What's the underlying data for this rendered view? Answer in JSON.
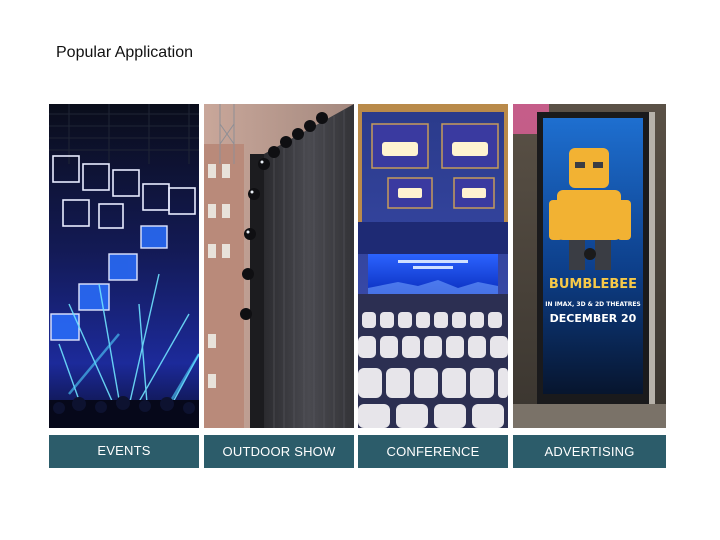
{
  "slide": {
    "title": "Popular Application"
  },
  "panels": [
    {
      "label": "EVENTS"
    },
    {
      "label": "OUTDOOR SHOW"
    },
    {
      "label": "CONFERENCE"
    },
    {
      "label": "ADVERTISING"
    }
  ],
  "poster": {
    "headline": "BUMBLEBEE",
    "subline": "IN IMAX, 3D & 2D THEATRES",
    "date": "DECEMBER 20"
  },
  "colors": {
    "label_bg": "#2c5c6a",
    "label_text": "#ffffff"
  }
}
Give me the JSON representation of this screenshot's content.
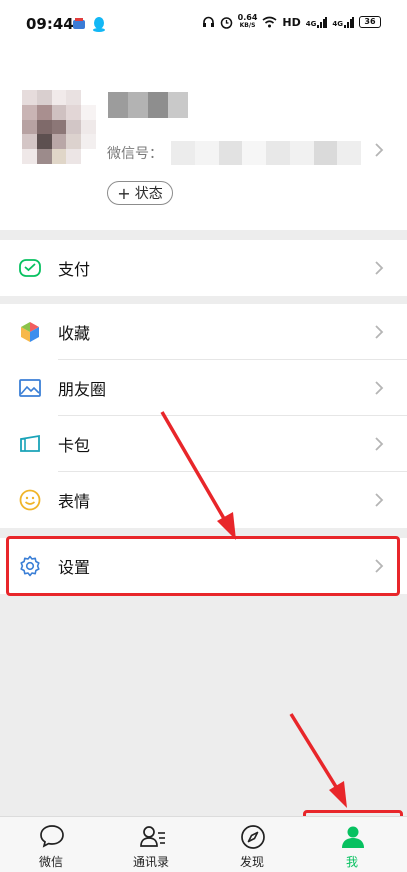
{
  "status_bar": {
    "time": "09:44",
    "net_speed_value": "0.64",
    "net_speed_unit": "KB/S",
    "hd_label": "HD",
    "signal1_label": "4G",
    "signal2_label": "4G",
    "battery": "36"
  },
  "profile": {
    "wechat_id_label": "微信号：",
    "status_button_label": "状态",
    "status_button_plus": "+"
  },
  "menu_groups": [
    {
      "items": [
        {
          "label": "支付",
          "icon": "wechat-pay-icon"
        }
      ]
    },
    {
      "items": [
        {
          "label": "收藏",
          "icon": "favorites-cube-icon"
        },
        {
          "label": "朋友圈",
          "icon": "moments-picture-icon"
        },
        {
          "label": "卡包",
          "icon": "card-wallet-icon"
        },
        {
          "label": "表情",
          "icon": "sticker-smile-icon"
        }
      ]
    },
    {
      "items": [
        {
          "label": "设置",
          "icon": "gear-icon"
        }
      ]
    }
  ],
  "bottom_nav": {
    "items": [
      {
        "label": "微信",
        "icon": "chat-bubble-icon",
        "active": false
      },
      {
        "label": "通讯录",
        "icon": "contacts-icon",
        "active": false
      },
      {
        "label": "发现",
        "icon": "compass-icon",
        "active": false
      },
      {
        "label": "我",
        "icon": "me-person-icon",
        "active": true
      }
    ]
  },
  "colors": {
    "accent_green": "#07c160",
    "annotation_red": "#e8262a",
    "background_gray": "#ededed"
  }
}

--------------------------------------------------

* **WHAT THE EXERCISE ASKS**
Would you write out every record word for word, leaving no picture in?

* **SOLVED EXERCISE**
What's the underlying data for this rendered view? Answer in JSON.
{
  "slide": {
    "title": "Popular Application"
  },
  "panels": [
    {
      "label": "EVENTS"
    },
    {
      "label": "OUTDOOR SHOW"
    },
    {
      "label": "CONFERENCE"
    },
    {
      "label": "ADVERTISING"
    }
  ],
  "poster": {
    "headline": "BUMBLEBEE",
    "subline": "IN IMAX, 3D & 2D THEATRES",
    "date": "DECEMBER 20"
  },
  "colors": {
    "label_bg": "#2c5c6a",
    "label_text": "#ffffff"
  }
}
Give me the JSON representation of this screenshot's content.
{
  "status_bar": {
    "time": "09:44",
    "net_speed_value": "0.64",
    "net_speed_unit": "KB/S",
    "hd_label": "HD",
    "signal1_label": "4G",
    "signal2_label": "4G",
    "battery": "36"
  },
  "profile": {
    "wechat_id_label": "微信号：",
    "status_button_label": "状态",
    "status_button_plus": "+"
  },
  "menu_groups": [
    {
      "items": [
        {
          "label": "支付",
          "icon": "wechat-pay-icon"
        }
      ]
    },
    {
      "items": [
        {
          "label": "收藏",
          "icon": "favorites-cube-icon"
        },
        {
          "label": "朋友圈",
          "icon": "moments-picture-icon"
        },
        {
          "label": "卡包",
          "icon": "card-wallet-icon"
        },
        {
          "label": "表情",
          "icon": "sticker-smile-icon"
        }
      ]
    },
    {
      "items": [
        {
          "label": "设置",
          "icon": "gear-icon"
        }
      ]
    }
  ],
  "bottom_nav": {
    "items": [
      {
        "label": "微信",
        "icon": "chat-bubble-icon",
        "active": false
      },
      {
        "label": "通讯录",
        "icon": "contacts-icon",
        "active": false
      },
      {
        "label": "发现",
        "icon": "compass-icon",
        "active": false
      },
      {
        "label": "我",
        "icon": "me-person-icon",
        "active": true
      }
    ]
  },
  "colors": {
    "accent_green": "#07c160",
    "annotation_red": "#e8262a",
    "background_gray": "#ededed"
  }
}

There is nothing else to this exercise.